Sexual trauma can feel deeply isolating. As a response to that, survivors may turn inward and avoid emotional connection with their loved ones. However, seeking emotional support from those close to them, such as family and friends, can be a deeply healing experience and a good way to start rebuilding a sense of safety in their environment.

Professional Therapy and Treatment Options

While loved ones often do their best to help, in most cases, they’re not equipped to handle the intense challenges of healing after serious trauma. Thus, professional psychological support is the best course of action for most survivors. Clinicians typically use scientifically proven modalities such as cognitive behavioral therapy (CBT), dialectical behavioral therapy (DBT), and eye movement desensitization and reprocessing (EMDR) to assist patients in their recovery.

Coping Strategies and Self-Care Practices

Some coping techniques can provide relief from the emotional distress that accompanies sexual trauma. Journaling, meditation, and somatic exercises can all improve mental health symptoms. Please note that trauma cannot be healed in isolation, so these techniques should be used in addition to professional treatment.


Preventing Sexual Trauma

It’s important to emphasize that survivors are never to blame for experiencing sexual trauma, and fault always lies with the perpetrator. However, there are some wider-scale approaches that can work to minimize the occurrence of sexual violence in society at large.

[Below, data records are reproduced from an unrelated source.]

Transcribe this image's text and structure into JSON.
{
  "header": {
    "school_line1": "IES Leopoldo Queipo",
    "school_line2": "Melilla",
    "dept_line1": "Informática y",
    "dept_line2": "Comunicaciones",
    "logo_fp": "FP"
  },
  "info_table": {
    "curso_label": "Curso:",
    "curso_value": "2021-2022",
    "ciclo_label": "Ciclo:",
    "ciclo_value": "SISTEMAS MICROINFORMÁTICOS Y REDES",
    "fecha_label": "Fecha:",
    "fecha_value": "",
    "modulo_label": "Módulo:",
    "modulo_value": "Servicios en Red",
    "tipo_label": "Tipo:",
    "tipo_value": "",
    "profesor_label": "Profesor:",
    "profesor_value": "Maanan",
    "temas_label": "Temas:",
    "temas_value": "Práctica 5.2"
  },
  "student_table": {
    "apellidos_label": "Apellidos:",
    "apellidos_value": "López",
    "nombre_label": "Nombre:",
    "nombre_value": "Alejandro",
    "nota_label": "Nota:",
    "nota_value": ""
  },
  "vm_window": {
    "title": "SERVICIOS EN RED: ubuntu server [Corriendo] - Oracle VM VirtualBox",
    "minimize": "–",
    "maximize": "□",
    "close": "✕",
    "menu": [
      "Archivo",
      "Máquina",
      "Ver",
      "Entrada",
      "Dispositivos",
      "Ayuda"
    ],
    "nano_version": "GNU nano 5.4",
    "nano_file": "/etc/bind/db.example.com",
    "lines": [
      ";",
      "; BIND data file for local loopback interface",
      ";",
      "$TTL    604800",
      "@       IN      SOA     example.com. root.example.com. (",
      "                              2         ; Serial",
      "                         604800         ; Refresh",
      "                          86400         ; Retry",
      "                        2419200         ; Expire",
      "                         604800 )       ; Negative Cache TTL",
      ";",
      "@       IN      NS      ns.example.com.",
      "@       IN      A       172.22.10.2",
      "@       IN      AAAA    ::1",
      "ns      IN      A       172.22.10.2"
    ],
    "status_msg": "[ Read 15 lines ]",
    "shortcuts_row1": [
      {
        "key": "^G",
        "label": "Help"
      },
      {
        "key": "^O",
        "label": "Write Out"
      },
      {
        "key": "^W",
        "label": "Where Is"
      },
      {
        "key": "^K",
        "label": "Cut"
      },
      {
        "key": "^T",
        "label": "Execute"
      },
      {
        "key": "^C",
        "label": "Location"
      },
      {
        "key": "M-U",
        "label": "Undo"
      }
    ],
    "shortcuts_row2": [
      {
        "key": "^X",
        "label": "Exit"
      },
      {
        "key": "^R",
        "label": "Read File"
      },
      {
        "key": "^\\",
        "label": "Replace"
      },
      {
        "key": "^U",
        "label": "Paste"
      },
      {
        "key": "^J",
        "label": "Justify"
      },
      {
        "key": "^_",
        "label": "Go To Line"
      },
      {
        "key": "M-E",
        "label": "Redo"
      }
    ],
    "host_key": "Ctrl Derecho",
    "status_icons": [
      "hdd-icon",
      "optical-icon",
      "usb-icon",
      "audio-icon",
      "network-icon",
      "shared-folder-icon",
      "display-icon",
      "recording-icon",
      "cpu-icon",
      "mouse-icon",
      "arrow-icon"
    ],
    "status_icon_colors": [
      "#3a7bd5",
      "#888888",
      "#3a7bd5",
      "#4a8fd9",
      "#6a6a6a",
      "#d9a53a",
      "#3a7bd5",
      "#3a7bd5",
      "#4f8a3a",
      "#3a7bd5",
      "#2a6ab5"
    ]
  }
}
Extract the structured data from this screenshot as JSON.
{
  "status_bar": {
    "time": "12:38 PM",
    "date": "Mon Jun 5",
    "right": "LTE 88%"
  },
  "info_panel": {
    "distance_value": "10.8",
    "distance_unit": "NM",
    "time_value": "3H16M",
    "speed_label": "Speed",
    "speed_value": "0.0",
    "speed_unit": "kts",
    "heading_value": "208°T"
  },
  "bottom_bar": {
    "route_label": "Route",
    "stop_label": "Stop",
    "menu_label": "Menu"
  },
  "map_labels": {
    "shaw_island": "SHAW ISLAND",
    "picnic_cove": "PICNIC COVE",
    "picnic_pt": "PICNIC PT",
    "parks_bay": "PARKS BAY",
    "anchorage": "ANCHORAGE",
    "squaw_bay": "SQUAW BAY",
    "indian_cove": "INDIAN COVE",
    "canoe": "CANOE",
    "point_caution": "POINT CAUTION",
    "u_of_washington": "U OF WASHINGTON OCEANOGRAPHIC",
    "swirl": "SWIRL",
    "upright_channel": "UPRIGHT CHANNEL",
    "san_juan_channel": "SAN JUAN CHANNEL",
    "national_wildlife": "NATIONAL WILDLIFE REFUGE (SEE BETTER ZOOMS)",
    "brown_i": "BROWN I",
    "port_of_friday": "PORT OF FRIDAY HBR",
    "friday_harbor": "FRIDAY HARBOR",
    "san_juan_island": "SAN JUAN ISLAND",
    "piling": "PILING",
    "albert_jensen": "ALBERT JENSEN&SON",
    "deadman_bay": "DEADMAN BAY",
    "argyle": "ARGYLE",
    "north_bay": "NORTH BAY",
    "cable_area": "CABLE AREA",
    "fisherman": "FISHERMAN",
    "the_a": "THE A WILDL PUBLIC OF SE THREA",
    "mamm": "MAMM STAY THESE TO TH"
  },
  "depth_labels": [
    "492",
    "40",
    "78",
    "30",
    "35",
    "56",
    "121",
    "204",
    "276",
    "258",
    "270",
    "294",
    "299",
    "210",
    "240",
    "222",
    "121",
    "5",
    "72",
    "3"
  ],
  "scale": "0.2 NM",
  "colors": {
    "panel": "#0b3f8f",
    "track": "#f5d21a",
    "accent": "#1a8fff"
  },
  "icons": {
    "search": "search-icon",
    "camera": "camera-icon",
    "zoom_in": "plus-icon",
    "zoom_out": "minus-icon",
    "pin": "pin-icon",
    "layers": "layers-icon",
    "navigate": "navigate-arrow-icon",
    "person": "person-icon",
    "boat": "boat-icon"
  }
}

Understanding and Recognizing Consent

Consent is what differentiates mutual sexual encounters from assault. At its core, it’s a freely given agreement to participate in some sexual activity. Consent cannot be given under threat or intimidation — or by underage, intoxicated, or unconscious people. It’s only valid for the specific activities that have been agreed upon and can be withdrawn at any time. Having a thorough understanding of consent can make it easier for people to navigate dangerous situations and help them look out for others in their community.

Addressing Rape Culture and Societal Attitudes

Sociologists pose one of the key reasons behind the prevalence of sexual assault is the prevailing rape culture. This includes not believing victims, supporting perpetrators, and the fact that sexual violence accusations rarely result in a prison sentence. Social initiatives can end the trivialization of sexual abuse and lead to a decrease in cases.

Creating Safe Spaces and Supportive Communities

Isolation makes people more vulnerable to sexual violence. Thus, supportive and inclusive communities are key for minimizing the occurrence of sexual assault and helping survivors cope and learn to flourish.


Supporting Survivors of Sexual Trauma

While the consequences of sexual trauma can be truly devastating and typically require professional help, everyone can do their part in supporting survivors in their respective communities.

Understanding Survivor Experiences

Everyone can benefit from learning about the effects sexual trauma has on individuals. This understanding can help people better support the survivors in their lives.

Listening and Validating Survivor Stories

Every survivor has their own unique experience — and it rarely matches the stereotypical representations of sexual violence most people see in media. That’s why it’s essential that friends and family members listen to survivors and make genuine attempts to understand where they are coming from when they discuss their experiences.

Offering Practical Support and Resources

While listening and offering emotional support can go a long way, it’s rarely enough to undo the devastating effects of trauma. Friends and relatives who feel the survivor in their life is experiencing significant distress should refer them to specialist help instead of trying to shoulder the emotional weight of their recovery.

Learn More About Trauma-Focused Therapy at Beachway

Beachway specializes in mental health, substance abuse, and dual-diagnosis treatment and provides a range of options tailored to the unique needs of each patient. Beachway aims to offer hope and a road to healing for survivors in need of psychological help and emotional support.